→ **PROBLEM STATEMENT**
Produce a copy of every line in the records that holds the string "JSON".

───── EXTRACTED MATERIAL ─────

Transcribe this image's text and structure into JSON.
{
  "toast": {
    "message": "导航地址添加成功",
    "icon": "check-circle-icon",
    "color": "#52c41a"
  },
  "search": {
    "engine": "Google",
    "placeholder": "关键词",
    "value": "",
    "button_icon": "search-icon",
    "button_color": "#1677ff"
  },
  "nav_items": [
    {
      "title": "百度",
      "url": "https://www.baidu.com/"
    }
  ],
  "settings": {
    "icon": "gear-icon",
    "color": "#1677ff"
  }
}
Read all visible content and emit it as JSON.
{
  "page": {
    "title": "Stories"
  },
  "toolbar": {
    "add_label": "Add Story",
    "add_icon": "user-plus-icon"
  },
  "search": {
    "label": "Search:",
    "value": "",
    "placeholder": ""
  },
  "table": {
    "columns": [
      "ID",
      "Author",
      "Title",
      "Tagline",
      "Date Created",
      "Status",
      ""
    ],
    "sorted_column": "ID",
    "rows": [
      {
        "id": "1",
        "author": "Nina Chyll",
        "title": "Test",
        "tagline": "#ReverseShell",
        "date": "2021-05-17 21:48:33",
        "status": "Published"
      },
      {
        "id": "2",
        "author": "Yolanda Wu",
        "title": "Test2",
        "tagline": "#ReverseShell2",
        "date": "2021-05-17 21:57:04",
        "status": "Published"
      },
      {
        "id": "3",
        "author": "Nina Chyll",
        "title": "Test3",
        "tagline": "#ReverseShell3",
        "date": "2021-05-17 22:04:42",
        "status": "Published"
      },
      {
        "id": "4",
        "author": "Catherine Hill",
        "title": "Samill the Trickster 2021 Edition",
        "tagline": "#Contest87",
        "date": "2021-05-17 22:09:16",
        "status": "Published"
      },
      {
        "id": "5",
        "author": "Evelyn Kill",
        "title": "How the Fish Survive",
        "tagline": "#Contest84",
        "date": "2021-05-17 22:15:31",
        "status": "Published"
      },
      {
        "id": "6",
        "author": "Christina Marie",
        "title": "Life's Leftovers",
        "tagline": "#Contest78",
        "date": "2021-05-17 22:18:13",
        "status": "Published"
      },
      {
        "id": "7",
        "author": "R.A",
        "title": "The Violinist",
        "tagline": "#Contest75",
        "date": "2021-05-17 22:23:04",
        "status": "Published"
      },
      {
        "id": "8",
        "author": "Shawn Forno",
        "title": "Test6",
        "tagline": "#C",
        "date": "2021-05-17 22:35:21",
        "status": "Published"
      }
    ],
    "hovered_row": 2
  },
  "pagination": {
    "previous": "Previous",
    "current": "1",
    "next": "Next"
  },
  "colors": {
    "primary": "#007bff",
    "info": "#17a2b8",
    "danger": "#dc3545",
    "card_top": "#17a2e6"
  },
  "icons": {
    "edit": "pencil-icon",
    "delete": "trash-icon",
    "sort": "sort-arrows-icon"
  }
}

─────

→ **TASK ANSWER**
Transcribe this image's text and structure into JSON.
Read all visible content and emit it as JSON.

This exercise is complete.